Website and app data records
>>>>>

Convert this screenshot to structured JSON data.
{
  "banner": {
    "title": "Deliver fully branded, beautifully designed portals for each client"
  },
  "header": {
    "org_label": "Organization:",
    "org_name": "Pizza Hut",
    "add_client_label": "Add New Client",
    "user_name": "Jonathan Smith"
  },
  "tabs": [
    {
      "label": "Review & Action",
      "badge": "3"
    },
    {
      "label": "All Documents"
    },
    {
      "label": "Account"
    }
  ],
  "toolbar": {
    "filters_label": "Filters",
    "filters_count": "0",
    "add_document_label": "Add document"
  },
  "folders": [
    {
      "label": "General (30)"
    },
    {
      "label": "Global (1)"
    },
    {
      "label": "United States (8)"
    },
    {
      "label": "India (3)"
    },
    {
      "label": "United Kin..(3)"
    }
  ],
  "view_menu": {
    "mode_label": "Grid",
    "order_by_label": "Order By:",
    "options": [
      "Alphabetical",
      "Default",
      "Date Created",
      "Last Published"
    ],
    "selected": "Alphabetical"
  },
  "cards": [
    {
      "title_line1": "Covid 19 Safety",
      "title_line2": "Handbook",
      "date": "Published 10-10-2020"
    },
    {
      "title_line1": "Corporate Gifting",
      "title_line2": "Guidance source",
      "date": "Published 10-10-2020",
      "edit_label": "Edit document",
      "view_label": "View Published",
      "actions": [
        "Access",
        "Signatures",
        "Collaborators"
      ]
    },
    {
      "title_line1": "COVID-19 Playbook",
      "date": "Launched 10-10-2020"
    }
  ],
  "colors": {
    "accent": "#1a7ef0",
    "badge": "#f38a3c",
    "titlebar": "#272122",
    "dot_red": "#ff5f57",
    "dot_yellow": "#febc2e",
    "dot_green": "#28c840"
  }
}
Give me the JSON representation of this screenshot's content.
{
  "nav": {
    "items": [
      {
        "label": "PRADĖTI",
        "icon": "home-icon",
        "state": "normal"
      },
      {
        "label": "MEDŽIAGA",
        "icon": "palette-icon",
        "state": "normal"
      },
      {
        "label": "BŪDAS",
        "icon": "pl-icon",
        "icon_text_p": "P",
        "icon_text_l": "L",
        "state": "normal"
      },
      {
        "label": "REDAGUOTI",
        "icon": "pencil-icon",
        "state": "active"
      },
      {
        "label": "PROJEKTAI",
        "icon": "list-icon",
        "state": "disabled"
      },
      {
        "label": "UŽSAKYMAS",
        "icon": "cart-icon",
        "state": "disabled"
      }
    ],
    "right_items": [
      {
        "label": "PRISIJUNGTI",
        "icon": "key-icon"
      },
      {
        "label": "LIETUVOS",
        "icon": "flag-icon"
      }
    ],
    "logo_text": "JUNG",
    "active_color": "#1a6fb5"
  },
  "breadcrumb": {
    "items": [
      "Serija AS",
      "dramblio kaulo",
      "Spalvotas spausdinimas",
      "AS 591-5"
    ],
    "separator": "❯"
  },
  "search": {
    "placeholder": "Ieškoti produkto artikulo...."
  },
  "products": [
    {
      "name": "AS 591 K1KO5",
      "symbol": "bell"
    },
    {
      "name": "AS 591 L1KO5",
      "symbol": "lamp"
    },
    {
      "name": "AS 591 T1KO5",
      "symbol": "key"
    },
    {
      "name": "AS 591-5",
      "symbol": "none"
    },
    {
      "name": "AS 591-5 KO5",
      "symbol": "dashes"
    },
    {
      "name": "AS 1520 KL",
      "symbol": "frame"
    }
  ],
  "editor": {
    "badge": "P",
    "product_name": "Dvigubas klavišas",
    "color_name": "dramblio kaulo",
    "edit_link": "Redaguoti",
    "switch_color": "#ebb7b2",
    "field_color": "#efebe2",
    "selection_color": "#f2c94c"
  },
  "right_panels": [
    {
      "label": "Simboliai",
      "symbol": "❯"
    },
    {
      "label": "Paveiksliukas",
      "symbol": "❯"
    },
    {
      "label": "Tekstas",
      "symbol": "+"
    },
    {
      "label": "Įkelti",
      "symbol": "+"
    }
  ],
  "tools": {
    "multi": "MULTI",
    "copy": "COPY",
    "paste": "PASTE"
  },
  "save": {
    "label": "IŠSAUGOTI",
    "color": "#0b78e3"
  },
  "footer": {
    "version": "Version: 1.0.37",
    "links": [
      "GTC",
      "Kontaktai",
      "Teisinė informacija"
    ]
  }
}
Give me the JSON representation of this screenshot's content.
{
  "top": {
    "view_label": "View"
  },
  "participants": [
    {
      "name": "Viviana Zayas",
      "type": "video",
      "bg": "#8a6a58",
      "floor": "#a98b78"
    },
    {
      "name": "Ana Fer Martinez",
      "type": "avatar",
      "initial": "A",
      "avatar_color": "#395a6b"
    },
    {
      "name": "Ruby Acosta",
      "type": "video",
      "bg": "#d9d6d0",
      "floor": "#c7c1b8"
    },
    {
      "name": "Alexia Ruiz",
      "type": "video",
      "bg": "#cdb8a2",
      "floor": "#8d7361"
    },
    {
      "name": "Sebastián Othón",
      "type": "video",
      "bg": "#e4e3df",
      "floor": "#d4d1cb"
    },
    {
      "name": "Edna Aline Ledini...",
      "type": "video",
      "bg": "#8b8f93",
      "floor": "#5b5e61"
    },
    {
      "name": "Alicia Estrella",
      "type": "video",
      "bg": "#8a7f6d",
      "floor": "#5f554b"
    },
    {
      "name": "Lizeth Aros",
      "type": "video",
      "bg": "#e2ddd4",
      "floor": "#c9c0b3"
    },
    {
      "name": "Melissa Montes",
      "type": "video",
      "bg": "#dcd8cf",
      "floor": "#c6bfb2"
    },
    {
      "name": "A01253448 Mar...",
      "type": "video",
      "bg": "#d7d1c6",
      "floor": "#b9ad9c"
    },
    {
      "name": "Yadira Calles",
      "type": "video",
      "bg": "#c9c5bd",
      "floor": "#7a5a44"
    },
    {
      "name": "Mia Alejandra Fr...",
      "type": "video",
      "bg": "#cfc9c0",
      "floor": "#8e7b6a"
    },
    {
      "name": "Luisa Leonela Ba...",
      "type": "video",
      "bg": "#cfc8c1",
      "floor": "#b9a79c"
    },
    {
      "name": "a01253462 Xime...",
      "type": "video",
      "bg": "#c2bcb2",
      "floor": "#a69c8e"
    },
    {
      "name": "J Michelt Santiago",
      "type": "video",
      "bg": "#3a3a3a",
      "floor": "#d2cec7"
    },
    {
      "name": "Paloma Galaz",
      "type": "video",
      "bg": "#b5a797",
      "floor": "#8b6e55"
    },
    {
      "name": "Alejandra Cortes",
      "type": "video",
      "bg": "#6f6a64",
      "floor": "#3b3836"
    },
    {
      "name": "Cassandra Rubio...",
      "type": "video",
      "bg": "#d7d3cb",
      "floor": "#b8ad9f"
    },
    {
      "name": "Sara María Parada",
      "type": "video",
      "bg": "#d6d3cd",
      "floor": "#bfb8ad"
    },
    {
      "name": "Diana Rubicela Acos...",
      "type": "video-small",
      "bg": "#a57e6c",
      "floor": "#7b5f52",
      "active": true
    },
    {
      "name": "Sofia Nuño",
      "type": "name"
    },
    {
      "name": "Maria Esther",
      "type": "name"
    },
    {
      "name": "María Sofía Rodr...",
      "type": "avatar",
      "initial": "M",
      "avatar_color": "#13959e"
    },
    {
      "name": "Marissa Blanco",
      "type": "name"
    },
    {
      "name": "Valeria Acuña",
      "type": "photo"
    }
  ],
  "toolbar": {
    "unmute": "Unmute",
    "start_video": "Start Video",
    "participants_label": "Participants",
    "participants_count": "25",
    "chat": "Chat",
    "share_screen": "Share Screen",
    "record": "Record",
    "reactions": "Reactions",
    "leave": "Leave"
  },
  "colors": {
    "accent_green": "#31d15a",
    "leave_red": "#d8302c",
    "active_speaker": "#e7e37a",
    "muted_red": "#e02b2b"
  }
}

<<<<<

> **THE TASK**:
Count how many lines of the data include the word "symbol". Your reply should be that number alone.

> **THE ANSWER**:
10